In what SSDs are superior to HDDs
- Higher data transfer speed.
- Shock resistance due to the absence of moving mechanisms.
- More stable operation due to low sensitivity to the influence of electromagnetic fields.
- Economical power consumption.
- Lower heat dissipation and heating – even in the most productive models.
- Completely silent operation – HDDs can emit both a slight hum and clicks. It does not apply to SSDs with active cooling.
- Smaller dimensions and weight.
However, everything could be better, and even the best SSD disks have serious drawbacks. For many people, these aspects are so important that they have to think about the necessity of buying in principle and switching from hard disks to SSDs:
- High cost.
- “Shelf life” due to the limited number of rewrite cycles – from 150 to 100,000.
- Inability to recover data after damage or improper cleaning of cell contents.
- Performance decreases when working with large files. Low-cost models are particularly susceptible to this.
- Physical fragility of the design and demanding power supply – in case of voltage surges, both the controller and the memory can burn out.
However, even these disadvantages can not cross out the main advantage of SSD – high bandwidth, which helps to speed up the work of even very outdated computers.
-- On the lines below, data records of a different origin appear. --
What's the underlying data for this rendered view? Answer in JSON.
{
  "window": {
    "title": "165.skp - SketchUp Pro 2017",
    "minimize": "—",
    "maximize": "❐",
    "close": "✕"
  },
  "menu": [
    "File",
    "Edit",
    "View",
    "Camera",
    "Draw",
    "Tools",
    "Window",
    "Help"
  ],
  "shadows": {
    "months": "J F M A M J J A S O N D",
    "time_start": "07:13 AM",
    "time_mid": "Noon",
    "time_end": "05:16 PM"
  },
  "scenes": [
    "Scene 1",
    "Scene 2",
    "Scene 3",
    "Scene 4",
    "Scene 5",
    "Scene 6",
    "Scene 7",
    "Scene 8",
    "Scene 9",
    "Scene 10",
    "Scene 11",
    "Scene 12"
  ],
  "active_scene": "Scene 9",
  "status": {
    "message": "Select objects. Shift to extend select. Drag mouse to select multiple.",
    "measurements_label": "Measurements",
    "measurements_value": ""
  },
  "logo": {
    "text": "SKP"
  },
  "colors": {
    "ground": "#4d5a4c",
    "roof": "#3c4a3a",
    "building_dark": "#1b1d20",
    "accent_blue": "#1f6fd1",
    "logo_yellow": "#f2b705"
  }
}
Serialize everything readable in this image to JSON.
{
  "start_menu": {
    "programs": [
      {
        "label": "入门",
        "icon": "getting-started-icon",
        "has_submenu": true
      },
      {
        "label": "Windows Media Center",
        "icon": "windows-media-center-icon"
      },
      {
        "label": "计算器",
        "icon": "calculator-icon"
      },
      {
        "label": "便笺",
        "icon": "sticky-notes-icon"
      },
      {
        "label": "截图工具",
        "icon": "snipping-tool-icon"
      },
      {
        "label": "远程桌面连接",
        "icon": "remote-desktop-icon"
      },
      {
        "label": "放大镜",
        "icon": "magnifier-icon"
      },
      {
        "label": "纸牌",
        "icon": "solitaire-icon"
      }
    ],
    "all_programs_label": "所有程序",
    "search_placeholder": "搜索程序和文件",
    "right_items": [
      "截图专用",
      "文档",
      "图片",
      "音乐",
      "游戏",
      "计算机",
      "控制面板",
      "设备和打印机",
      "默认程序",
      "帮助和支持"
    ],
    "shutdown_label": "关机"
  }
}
In addition, in today’s realities, SSDs are becoming the de facto standard: installed in Apple’s Mac and iPhone computers, Android device manufacturers like Samsung and Realme, and developers of PlayStation and Xbox game consoles.
KingSpec 128GB is the most affordable.
Let’s open our SSD top with an inexpensive external SSD. The drive comes in a sturdy aluminum case with an included connection cable, so you can start using it right out of the box. Compact dimensions (10 × 50 × 100 mm) and modest weight (35 grams) will allow you to take the device with you on the road and always have at hand the necessary data, even if they are only about 100 GB. Among the disadvantages of the device can be noted modest read and write performance – 430 and 460 MB / s, respectively.
Samsung 250GB 980 NVMe M.2 is the most reliable one.
This SSD is designed for direct connection to the motherboard inside the case and is suitable for use in laptops and desktops. It has a lifespan of 1,500,000 hours thanks to its 3D TLC NAND memory type. The advanced nickel-coated controller ensures stable performance, while the heat sink plate prevents components from overheating. NVMe technology improves responsiveness and performance. The latest firmware version boosts write speeds to 1300MB/s and read speeds to 2900MB/s, which is impressive. However, the model is still inferior to its big brother, the 970 Evo Plus. But even to work with such speeds will require a motherboard with an M.2 PCI-E 3.0 connector, which is rare in budget computers.
Western Digital Green 240GB is the most affordable from Western Digital.
Western Digital is revered among hard drives and SSDs as the iPhone is among smartphones, and for a good reason: over the years, the company has earned an excellent reputation for product quality. That’s why no list in the “Best and Most Reliable SSDs” format is without them.
The 240GB WD Green SSD has a SATA III interface and measures 100 × 70 × 7 mm, allowing it to be installed in any form factor computer. The 240GB WD Green has a maximum read speed of 545MB/s and a maximum write speed of 465MB/s. These aren’t the most astounding numbers even in this price segment, but in the case of the Green model, this is offset by its reliability, with an MTBF of over 1 million hours.